A bit more on my background passage that I invoked a couple days ago. (Here’s a direct link to that post : )
“Whom we have seen” vs “God, whom we have not seen” in I John 4:19-20 as we know, is not a critique of “belief in God”, but a recognition of the call to respond to actual, active harm; to protect, as evidence of that belief.
It is recognizing that we have a natural “emergency intinct”; that things we consider to be immediate threat are given undivided attention before we return to our “usual”, everyday calling; and this goes for those who are actually working on other emergencies. It is a wicked problem when we have time sensitive problems like the Ecological devastation we are witnessing that require unprecedented collective attention, to be pulled away to stand in between those who would exclude and those who are being excluded to say “enough”; but we do it, and try to balance that work with our ecological education and advocacy work, knowing that we must love those who “are seen” (most immediate and set upon, even though we also know that the ecological problems are ALSO “immediate”, present, and urgent. The I John passage was not faced with such an existential problem of the magnitude of what we face, but it is recognizing the protective response to defend those we love; and that those with whom we are in community are those we love.)

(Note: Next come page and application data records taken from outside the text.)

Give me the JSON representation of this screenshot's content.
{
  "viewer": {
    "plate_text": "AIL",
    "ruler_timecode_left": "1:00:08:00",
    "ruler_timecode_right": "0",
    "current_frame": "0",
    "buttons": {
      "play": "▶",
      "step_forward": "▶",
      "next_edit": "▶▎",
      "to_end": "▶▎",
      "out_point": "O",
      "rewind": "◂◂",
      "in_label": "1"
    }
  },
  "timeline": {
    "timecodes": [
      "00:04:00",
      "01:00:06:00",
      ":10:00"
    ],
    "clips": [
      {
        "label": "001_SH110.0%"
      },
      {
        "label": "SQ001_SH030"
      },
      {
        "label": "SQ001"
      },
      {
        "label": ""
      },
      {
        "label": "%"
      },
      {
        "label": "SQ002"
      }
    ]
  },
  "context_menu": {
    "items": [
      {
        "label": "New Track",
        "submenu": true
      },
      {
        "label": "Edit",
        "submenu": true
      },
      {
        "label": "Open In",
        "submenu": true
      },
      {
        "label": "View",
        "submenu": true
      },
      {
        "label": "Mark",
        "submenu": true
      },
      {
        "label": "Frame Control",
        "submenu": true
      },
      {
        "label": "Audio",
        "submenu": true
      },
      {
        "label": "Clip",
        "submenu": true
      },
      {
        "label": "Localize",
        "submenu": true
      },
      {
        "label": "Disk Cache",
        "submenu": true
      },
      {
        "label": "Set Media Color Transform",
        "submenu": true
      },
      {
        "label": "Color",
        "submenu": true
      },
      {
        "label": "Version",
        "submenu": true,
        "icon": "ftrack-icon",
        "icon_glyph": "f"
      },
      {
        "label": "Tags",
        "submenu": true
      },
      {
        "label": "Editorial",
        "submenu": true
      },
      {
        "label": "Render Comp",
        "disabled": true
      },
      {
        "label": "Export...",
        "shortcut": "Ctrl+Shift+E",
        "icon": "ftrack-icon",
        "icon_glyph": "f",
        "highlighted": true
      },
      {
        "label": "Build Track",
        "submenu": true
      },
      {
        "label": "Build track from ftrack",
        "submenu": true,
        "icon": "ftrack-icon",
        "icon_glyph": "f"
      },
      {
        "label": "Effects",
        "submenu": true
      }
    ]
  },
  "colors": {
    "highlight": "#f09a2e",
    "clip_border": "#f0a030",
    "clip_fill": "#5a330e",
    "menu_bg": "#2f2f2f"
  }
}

We eco-activists know that the ecological crisis is an “active harm” problem as well, and we still know that there is no time to waste, and yet what do we do when we have this active, relational church problem of intense exclusion and harm? This is why I call this a “wicked problem”. We’re called to “till and to keep” (to honor/love and protect) the earth, but zoom in on this and we have God’s children under assault, as God’s creation is under continued assault.